Raised in Balmoral, near the KFC on the corner (“I was obsessed with KFC”) Spong attended a Pentecostal school. Her Father is Balinese, so she grew up with his Hindu practice “on her periphery.” On an earlier trip to Bali, she also recalls her sister leaving out a plate of French fries as a daily offering, “So the spirits know we’re here.” After Spong graduated from Elam School of Fine Arts in 2001 her early works like the super 8 film Muttnik (2005) riffed on translating Balinese daily offerings into an everyday New Zealand context.

In 2014 she undertook her Masters at the Piet Zwart Institute in Rotterdam. A turning point arrived after she designed a set of capes for the graduating year ahead of her. Costumes represent “a moment of transformation… it’s a shift, you become the character, you enter this space. As a performer you’re in charge of the energy that is created in that space.”

The Govett-Brewster exhibition is also the first assembly of Spong’s evolving Gamelan orchestra. Gamelan is an indigenous Balinese orchestra that consists of percussive instruments tuned to and by each specific village. Spong’s instruments include Instrument B (Vivian) (2016) a metallophone, and Instrument C (Claire) (2018) a bell plate, which are tonally matched to the painted dresses NZ Dress B and HZ Dress C (2016-18). Her new work includes Costume for Instrument D (Vera), a silk dress dyed in Coca-Cola, (Spong has also previously exhibited fabrics dyed in Fanta) and Instrument D (Vera) (2018) is a set of chimes made from aluminum French fries. Each instrument in Spong’s orchestra is named after someone key to her.

“I wanted this moment when these instruments moved from being silent to speaking,” she says.

Spong invited Auckland Band The Coolies to play for the opening. “At one point Stefan (from The Coolies) picked up the chimes on wheels and just started banging them on the ground. For about 20 seconds I was worried about all the aluminum French Fries spinning off into the space. But I think it was a striking moment of transition – from quiet sculpture to activated instrument.”

Later Spong performed an extended version of her earlier work Tasseography of a Rat’s Nest (2018). A tasseography is a divination or fortune-telling method usually used to “read tea leaves.” Dressed in a unitard painted with fish scales, Spong spread a semi-circle of French fries on the gallery floor. “The chips have become this personal reference, a marking of place.”

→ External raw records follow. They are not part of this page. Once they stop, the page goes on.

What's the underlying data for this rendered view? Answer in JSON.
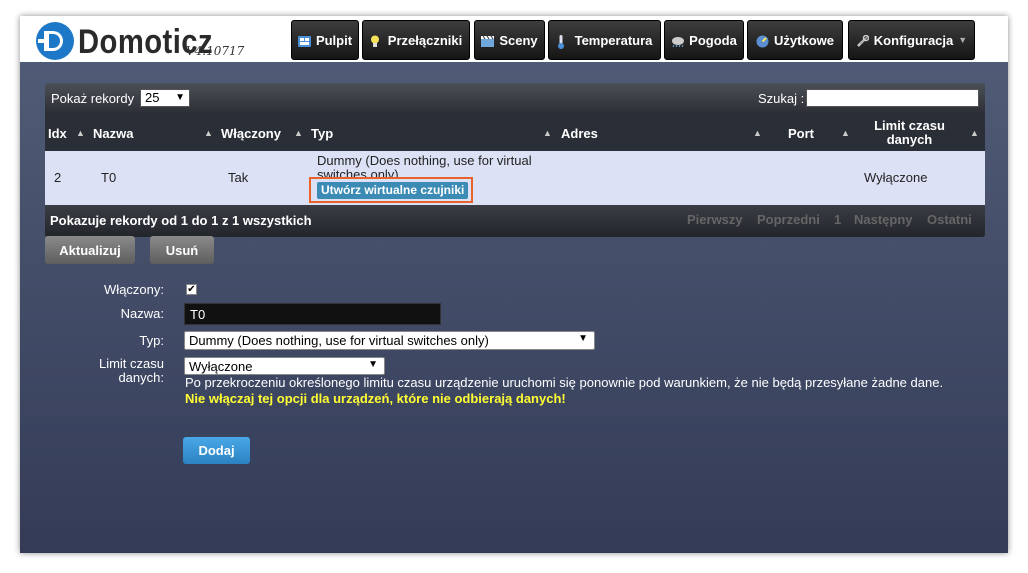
{
  "brand": {
    "name": "Domoticz",
    "version": "V4.10717"
  },
  "nav": [
    {
      "label": "Pulpit",
      "icon": "dashboard-icon"
    },
    {
      "label": "Przełączniki",
      "icon": "lightbulb-icon"
    },
    {
      "label": "Sceny",
      "icon": "clapper-icon"
    },
    {
      "label": "Temperatura",
      "icon": "thermometer-icon"
    },
    {
      "label": "Pogoda",
      "icon": "cloud-icon"
    },
    {
      "label": "Użytkowe",
      "icon": "gauge-icon"
    },
    {
      "label": "Konfiguracja",
      "icon": "wrench-icon"
    }
  ],
  "table": {
    "show_records_label": "Pokaż rekordy",
    "show_records_value": "25",
    "search_label": "Szukaj :",
    "search_value": "",
    "columns": [
      "Idx",
      "Nazwa",
      "Włączony",
      "Typ",
      "Adres",
      "Port",
      "Limit czasu danych"
    ],
    "row": {
      "idx": "2",
      "name": "T0",
      "enabled": "Tak",
      "type": "Dummy (Does nothing, use for virtual switches only)",
      "create_sensors_label": "Utwórz wirtualne czujniki",
      "address": "",
      "port": "",
      "limit": "Wyłączone"
    },
    "footer_info": "Pokazuje rekordy od 1 do 1 z 1 wszystkich",
    "pagination": {
      "first": "Pierwszy",
      "prev": "Poprzedni",
      "page": "1",
      "next": "Następny",
      "last": "Ostatni"
    }
  },
  "actions": {
    "update": "Aktualizuj",
    "delete": "Usuń"
  },
  "form": {
    "enabled_label": "Włączony:",
    "enabled_checked": true,
    "name_label": "Nazwa:",
    "name_value": "T0",
    "type_label": "Typ:",
    "type_value": "Dummy (Does nothing, use for virtual switches only)",
    "limit_label": "Limit czasu danych:",
    "limit_value": "Wyłączone",
    "limit_help": "Po przekroczeniu określonego limitu czasu urządzenie uruchomi się ponownie pod warunkiem, że nie będą przesyłane żadne dane.",
    "limit_warning": "Nie włączaj tej opcji dla urządzeń, które nie odbierają danych!",
    "add_label": "Dodaj"
  },
  "colors": {
    "highlight": "#e8632a",
    "warning": "#ffff33",
    "primary_button": "#3a9ad9",
    "row_bg": "#dde1f5"
  }
}
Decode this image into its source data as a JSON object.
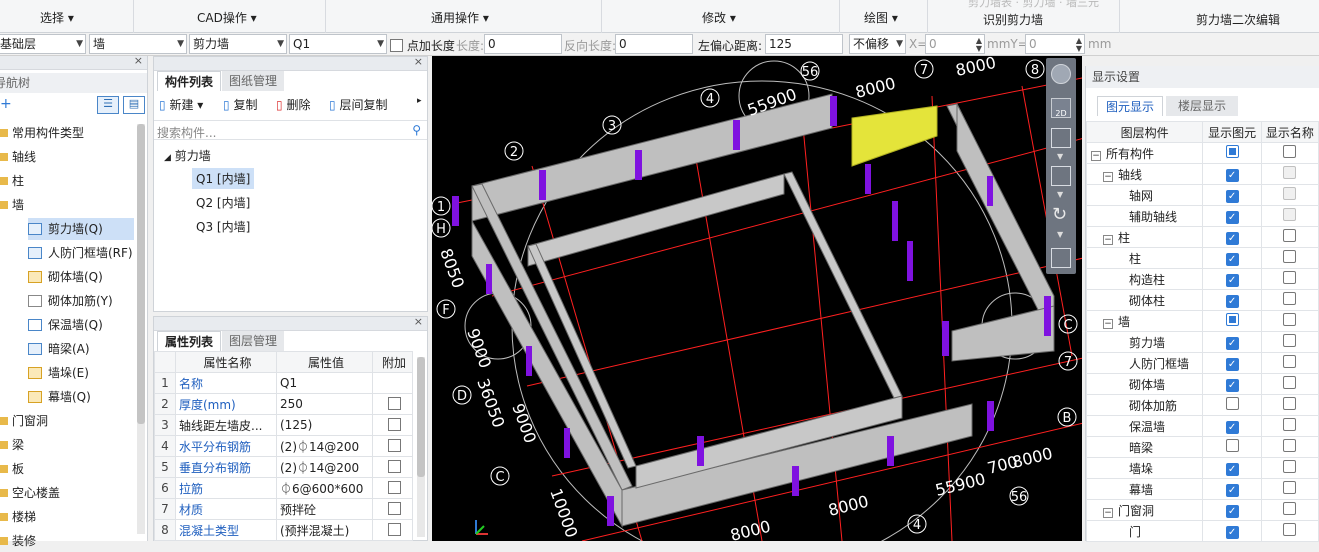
{
  "ribbon": {
    "groups": [
      "选择",
      "CAD操作",
      "通用操作",
      "修改",
      "绘图",
      "识别剪力墙",
      "剪力墙二次编辑"
    ],
    "faint_text": "剪力墙表 · 剪力墙 · 墙三元"
  },
  "options": {
    "floor": "基础层",
    "category": "墙",
    "type": "剪力墙",
    "component": "Q1",
    "point_length_label": "点加长度",
    "length_label": "长度:",
    "length_value": "0",
    "reverse_length_label": "反向长度:",
    "reverse_length_value": "0",
    "left_offset_label": "左偏心距离:",
    "left_offset_value": "125",
    "offset_mode": "不偏移",
    "x_label": "X=",
    "x_value": "0",
    "x_unit": "mm",
    "y_label": "Y=",
    "y_value": "0",
    "y_unit": "mm"
  },
  "nav": {
    "title": "导航树",
    "items": [
      "常用构件类型",
      "轴线",
      "柱",
      "墙",
      "剪力墙(Q)",
      "人防门框墙(RF)",
      "砌体墙(Q)",
      "砌体加筋(Y)",
      "保温墙(Q)",
      "暗梁(A)",
      "墙垛(E)",
      "幕墙(Q)",
      "门窗洞",
      "梁",
      "板",
      "空心楼盖",
      "楼梯",
      "装修"
    ]
  },
  "components": {
    "tabs": [
      "构件列表",
      "图纸管理"
    ],
    "new_label": "新建",
    "copy_label": "复制",
    "delete_label": "删除",
    "floor_copy_label": "层间复制",
    "search_placeholder": "搜索构件...",
    "group": "剪力墙",
    "items": [
      "Q1 [内墙]",
      "Q2 [内墙]",
      "Q3 [内墙]"
    ]
  },
  "attributes": {
    "tabs": [
      "属性列表",
      "图层管理"
    ],
    "headers": [
      "属性名称",
      "属性值",
      "附加"
    ],
    "rows": [
      {
        "no": "1",
        "name": "名称",
        "value": "Q1"
      },
      {
        "no": "2",
        "name": "厚度(mm)",
        "value": "250"
      },
      {
        "no": "3",
        "name": "轴线距左墙皮...",
        "value": "(125)"
      },
      {
        "no": "4",
        "name": "水平分布钢筋",
        "value": "(2)⏀14@200"
      },
      {
        "no": "5",
        "name": "垂直分布钢筋",
        "value": "(2)⏀14@200"
      },
      {
        "no": "6",
        "name": "拉筋",
        "value": "⏀6@600*600"
      },
      {
        "no": "7",
        "name": "材质",
        "value": "预拌砼"
      },
      {
        "no": "8",
        "name": "混凝土类型",
        "value": "(预拌混凝土)"
      }
    ]
  },
  "viewport": {
    "axis_labels": [
      "56",
      "7",
      "8",
      "4",
      "3",
      "2",
      "1",
      "H",
      "F",
      "D",
      "C",
      "C",
      "B",
      "7",
      "56",
      "4"
    ],
    "dims": [
      "55900",
      "8000",
      "8000",
      "8050",
      "9000",
      "36050",
      "9000",
      "10000",
      "8000",
      "8000",
      "55900",
      "700",
      "8000"
    ],
    "wall_color": "#c8c8c8",
    "grid_color": "#ff2020",
    "column_color": "#7f12e0",
    "selected_color": "#e4e43a"
  },
  "display": {
    "title": "显示设置",
    "tabs": [
      "图元显示",
      "楼层显示"
    ],
    "headers": [
      "图层构件",
      "显示图元",
      "显示名称"
    ],
    "rows": [
      {
        "name": "所有构件",
        "level": 0,
        "show": "partial",
        "name_show": "off"
      },
      {
        "name": "轴线",
        "level": 1,
        "show": "on",
        "name_show": "disabled"
      },
      {
        "name": "轴网",
        "level": 2,
        "show": "on",
        "name_show": "disabled"
      },
      {
        "name": "辅助轴线",
        "level": 2,
        "show": "on",
        "name_show": "disabled"
      },
      {
        "name": "柱",
        "level": 1,
        "show": "on",
        "name_show": "off"
      },
      {
        "name": "柱",
        "level": 2,
        "show": "on",
        "name_show": "off"
      },
      {
        "name": "构造柱",
        "level": 2,
        "show": "on",
        "name_show": "off"
      },
      {
        "name": "砌体柱",
        "level": 2,
        "show": "on",
        "name_show": "off"
      },
      {
        "name": "墙",
        "level": 1,
        "show": "partial",
        "name_show": "off"
      },
      {
        "name": "剪力墙",
        "level": 2,
        "show": "on",
        "name_show": "off"
      },
      {
        "name": "人防门框墙",
        "level": 2,
        "show": "on",
        "name_show": "off"
      },
      {
        "name": "砌体墙",
        "level": 2,
        "show": "on",
        "name_show": "off"
      },
      {
        "name": "砌体加筋",
        "level": 2,
        "show": "off",
        "name_show": "off"
      },
      {
        "name": "保温墙",
        "level": 2,
        "show": "on",
        "name_show": "off"
      },
      {
        "name": "暗梁",
        "level": 2,
        "show": "off",
        "name_show": "off"
      },
      {
        "name": "墙垛",
        "level": 2,
        "show": "on",
        "name_show": "off"
      },
      {
        "name": "幕墙",
        "level": 2,
        "show": "on",
        "name_show": "off"
      },
      {
        "name": "门窗洞",
        "level": 1,
        "show": "on",
        "name_show": "off"
      },
      {
        "name": "门",
        "level": 2,
        "show": "on",
        "name_show": "off"
      }
    ]
  }
}
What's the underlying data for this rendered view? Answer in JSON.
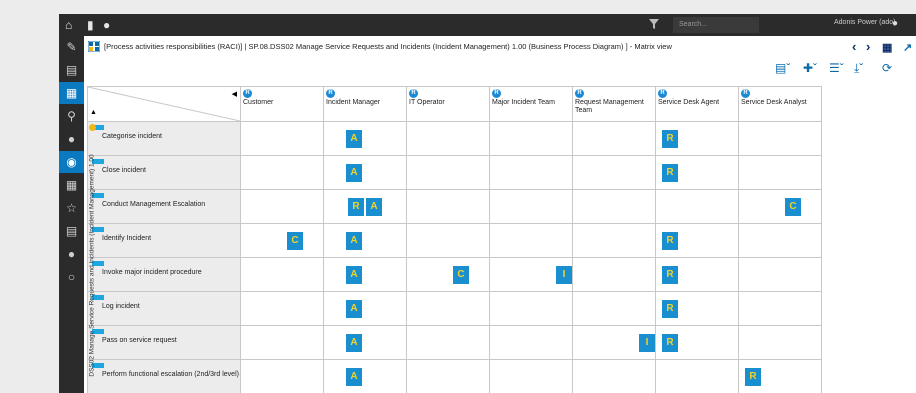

So what does the future divine? In 2019: a solo exhibition at Spike Island in Bristol.